- You already have other controls in place. You should have MFA in place by now, especially for external access. Our more advanced customers are implementing newer techniques like adaptive authentication, EUBA, and geolocation. If you are implementing additional controls on-top of passwords, the added value of the password is incremental and the value of changing that password regularly is approaching zero-sum.
- You are working off old threat models. We live in the age of malware, phishing, and good old fashioned social engineering. While brute force still goes on, it is far more likely a password will be harvested in some other way, or the attack to which you fall prey is not even brought about by an exposed password at all.
- Brute force attacks against individual password are unlikely. An attacker trying to knock down your front door using a brute force password attack is nearly guaranteed to fail if you put in account lockout periods for x number of failed attempts. It isn’t feasible due to the time required which can extend into epochs and eons. Brute force against a captured hash is far more feasible, but you have MFA in place so don’t sweat that too much.
Below you will find a grid that allows you to calculate (roughly) the time taken to run half of all possible passwords for a given combination and computational power. Enjoy that.
- You aren’t alone in this effort. Some links have been provided at the end of this article but organizations such as NIST, Microsoft, and the FTC are all moving away from regular password changes.
At this point I should note, if you have compliance requirements for password changes you will need to deal with these very carefully.

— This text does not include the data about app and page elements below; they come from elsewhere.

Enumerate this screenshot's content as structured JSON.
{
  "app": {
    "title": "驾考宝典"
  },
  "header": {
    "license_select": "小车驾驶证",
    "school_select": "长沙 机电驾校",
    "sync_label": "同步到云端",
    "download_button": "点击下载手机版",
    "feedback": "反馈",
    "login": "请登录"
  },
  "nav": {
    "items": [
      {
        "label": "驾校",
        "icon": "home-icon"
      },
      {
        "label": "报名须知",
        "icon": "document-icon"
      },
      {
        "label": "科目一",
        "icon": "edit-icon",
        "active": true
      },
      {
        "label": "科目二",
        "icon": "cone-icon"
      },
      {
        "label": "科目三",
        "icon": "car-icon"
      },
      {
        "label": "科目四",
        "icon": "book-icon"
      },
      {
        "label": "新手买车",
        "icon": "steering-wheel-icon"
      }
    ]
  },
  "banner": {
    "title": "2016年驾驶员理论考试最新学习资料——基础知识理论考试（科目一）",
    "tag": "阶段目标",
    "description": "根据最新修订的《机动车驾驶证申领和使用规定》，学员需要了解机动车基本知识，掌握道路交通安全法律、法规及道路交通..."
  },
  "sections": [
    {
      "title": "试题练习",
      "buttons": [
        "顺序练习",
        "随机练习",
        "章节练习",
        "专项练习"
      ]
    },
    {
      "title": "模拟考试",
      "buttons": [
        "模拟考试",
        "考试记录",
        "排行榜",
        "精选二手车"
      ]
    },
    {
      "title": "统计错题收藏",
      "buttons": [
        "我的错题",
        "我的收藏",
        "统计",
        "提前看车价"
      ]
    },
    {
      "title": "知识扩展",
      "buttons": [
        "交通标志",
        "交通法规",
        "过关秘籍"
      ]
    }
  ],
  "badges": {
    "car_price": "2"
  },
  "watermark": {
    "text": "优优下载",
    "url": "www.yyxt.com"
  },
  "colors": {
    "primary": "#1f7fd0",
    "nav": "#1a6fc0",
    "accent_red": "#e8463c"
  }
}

Alongside our customer, we sometimes need to meet with a certifying body to provide mathematical, logical, and industry practice arguments to get this approved as a [compensating] control.
The grid below illustrates the time it would take given relatively ideal conditions to traverse half the space of a given password complexity.
You can change the “Guesses per Second” to see what it does to the timeline.
Our Formula is: (((Combinations ^ Length)/Attempts per second) *.5) / Seconds in a Year